Yes as you guessed this might lead to many abnormalities hence the processes need a mechanism for enforcing limits on access to a resource.
Locks provide such mechanism, each thread has to acquire the lock before accessing the corresponding data. The basic form of locking in the Linux kernel is the spinlock.
Spinlock is a lock which causes a thread trying to acquire it to simply wait in a loop (or spin) while repeatedly checking if the lock is available or not. Spinlocks are efficient when threads are likely to be blocked for only short periods (typically ~1ms) however spinlocks become wasteful if held for longer durations as they prevent other threads from running.
The Linux Kernel provides spinlock and semaphores for locking in the kernel.
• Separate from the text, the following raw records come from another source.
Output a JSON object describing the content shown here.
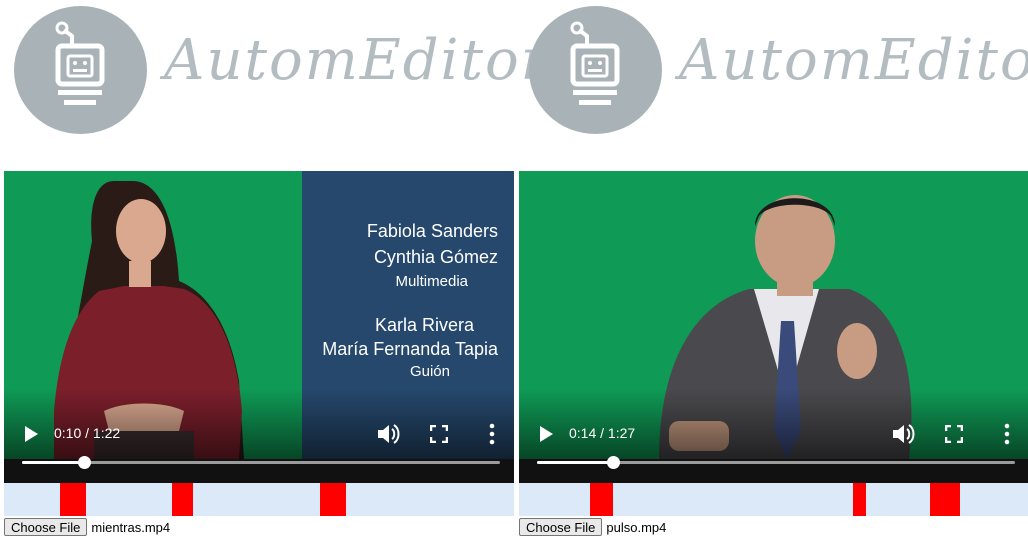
{
  "brand": {
    "name": "AutomEditor",
    "logo_color": "#a9b3b7"
  },
  "players": [
    {
      "time": "0:10 / 1:22",
      "progress": 0.13,
      "credits": {
        "name1": "Fabiola Sanders",
        "name2": "Cynthia Gómez",
        "role1": "Multimedia",
        "name3": "Karla Rivera",
        "name4": "María Fernanda Tapia",
        "role2": "Guión"
      },
      "markers": [
        {
          "start": 0.11,
          "end": 0.16
        },
        {
          "start": 0.33,
          "end": 0.37
        },
        {
          "start": 0.62,
          "end": 0.67
        }
      ],
      "file": {
        "button": "Choose File",
        "name": "mientras.mp4"
      }
    },
    {
      "time": "0:14 / 1:27",
      "progress": 0.16,
      "markers": [
        {
          "start": 0.14,
          "end": 0.185
        },
        {
          "start": 0.655,
          "end": 0.68
        },
        {
          "start": 0.805,
          "end": 0.865
        }
      ],
      "file": {
        "button": "Choose File",
        "name": "pulso.mp4"
      }
    }
  ],
  "colors": {
    "green_screen": "#0f9a55",
    "marker": "#ff0000",
    "timeline_bg": "#dbe9f8",
    "credits_bg": "#25486c"
  },
  "icons": {
    "play": "play-icon",
    "volume": "volume-icon",
    "fullscreen": "fullscreen-icon",
    "more": "more-vert-icon"
  }
}
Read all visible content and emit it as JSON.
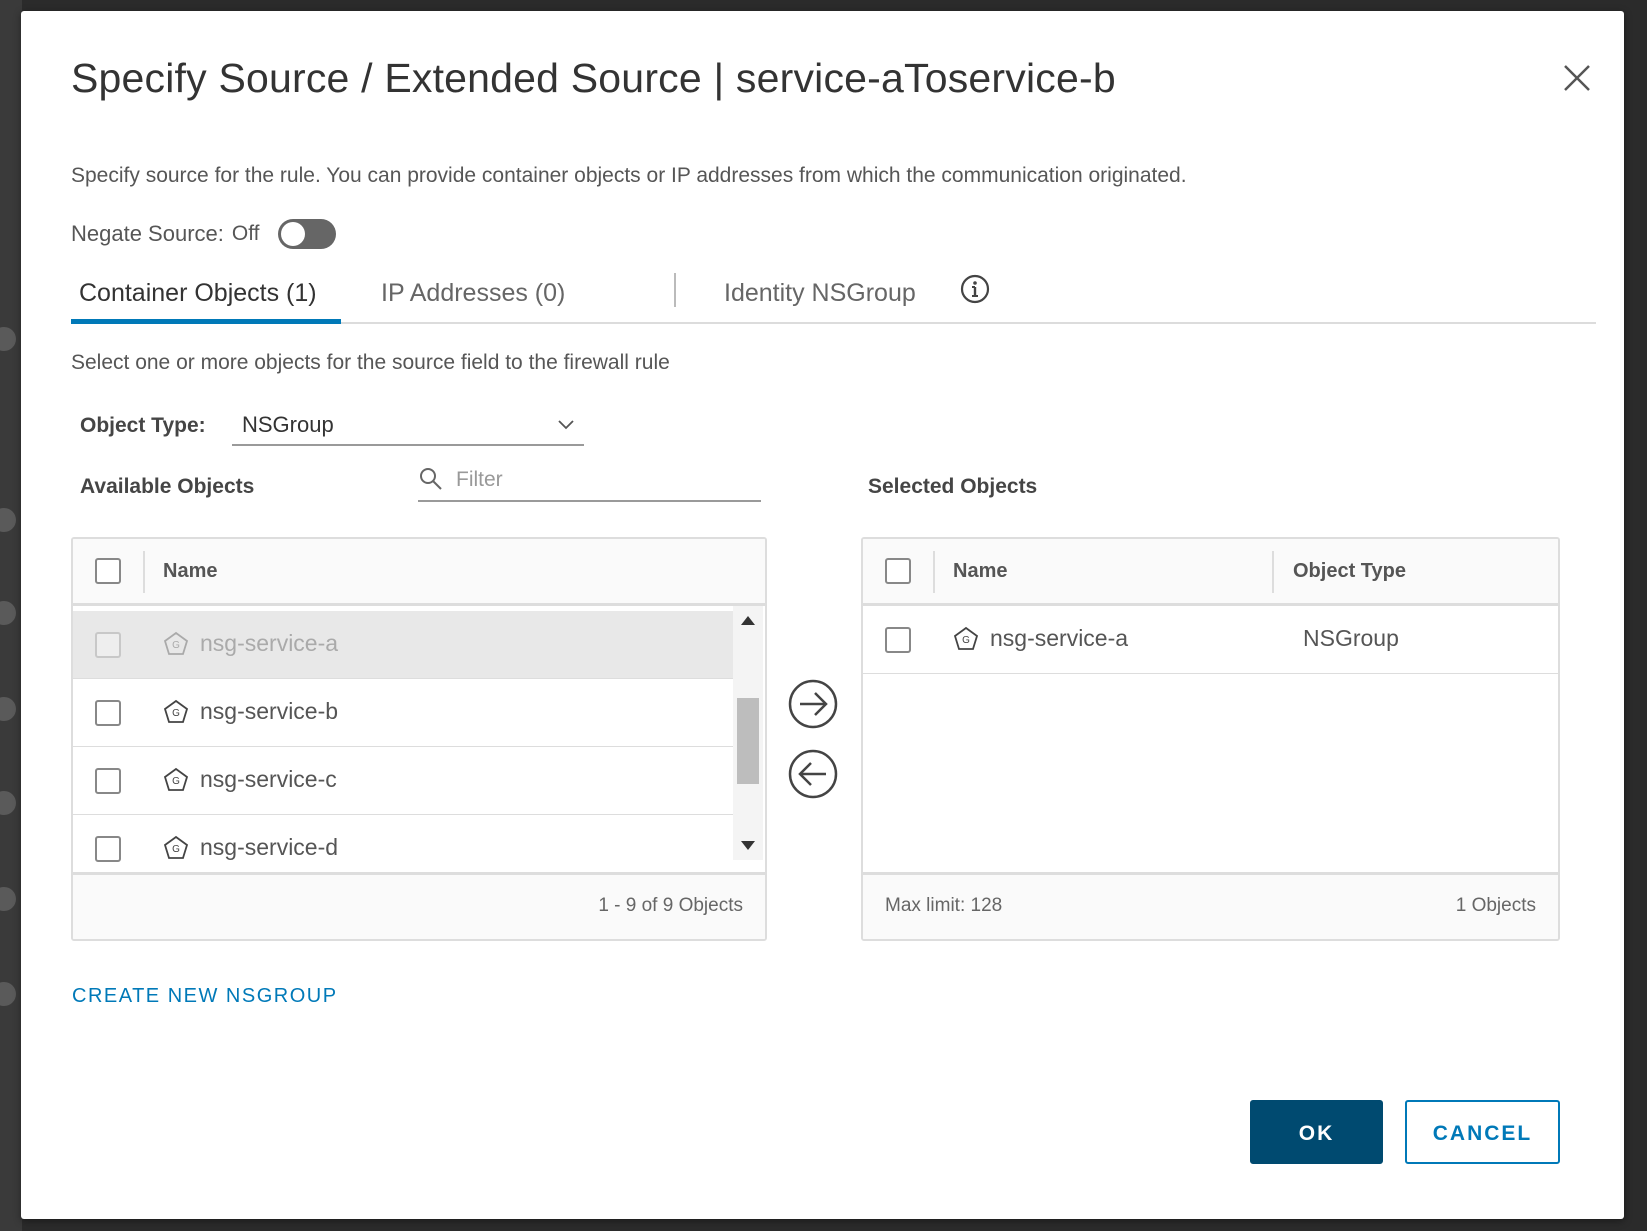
{
  "dialog": {
    "title": "Specify Source / Extended Source | service-aToservice-b",
    "description": "Specify source for the rule. You can provide container objects or IP addresses from which the communication originated.",
    "negate_label": "Negate Source:",
    "negate_state": "Off"
  },
  "tabs": [
    {
      "label": "Container Objects (1)"
    },
    {
      "label": "IP Addresses (0)"
    },
    {
      "label": "Identity NSGroup"
    }
  ],
  "container": {
    "instruction": "Select one or more objects for the source field to the firewall rule",
    "object_type_label": "Object Type:",
    "object_type_value": "NSGroup",
    "available_label": "Available Objects",
    "filter_placeholder": "Filter",
    "selected_label": "Selected Objects"
  },
  "available": {
    "name_header": "Name",
    "rows": [
      {
        "name": "nsg-service-a",
        "disabled": true
      },
      {
        "name": "nsg-service-b",
        "disabled": false
      },
      {
        "name": "nsg-service-c",
        "disabled": false
      },
      {
        "name": "nsg-service-d",
        "disabled": false
      }
    ],
    "footer": "1 - 9 of 9 Objects"
  },
  "selected": {
    "name_header": "Name",
    "type_header": "Object Type",
    "rows": [
      {
        "name": "nsg-service-a",
        "type": "NSGroup"
      }
    ],
    "max_limit": "Max limit: 128",
    "count": "1 Objects"
  },
  "actions": {
    "create_link": "CREATE NEW NSGROUP",
    "ok": "OK",
    "cancel": "CANCEL"
  },
  "colors": {
    "accent": "#0079b8",
    "primary_button": "#004a70"
  }
}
On SMP (Symmetric Multiprocessor System) machines the most widely used locking mechanism is a spinlock and the kernel is designed so that the spinlock is held only for a short duration of time.
But even after great results of spinlock in multiprocessor machines on single processor machines with no preemption they are inappropriate for use, as spinlock is busy-wait lock meaning that a task will spin until it won%u2019t be able to acquire processor now on multiprocessor machines this won%u2019t be a problem as one processor can spin while other can release the lock after execution but in uniprocessor machines with no-preemption if it tries to acquire lock held by another process then it will have to spin thus not allowing CPU to give time to other process which is supposed to release the lock.
Using spinlocks in uni-processor machines will continuously hinder the execution of thread that currently owns the lock thus not allowing the thread to quickly complete its critical section and release the lock.
On such systems any thread that fails to acquire the lock should be put to sleep and allowed to contend for the resource only when the current thread releases the lock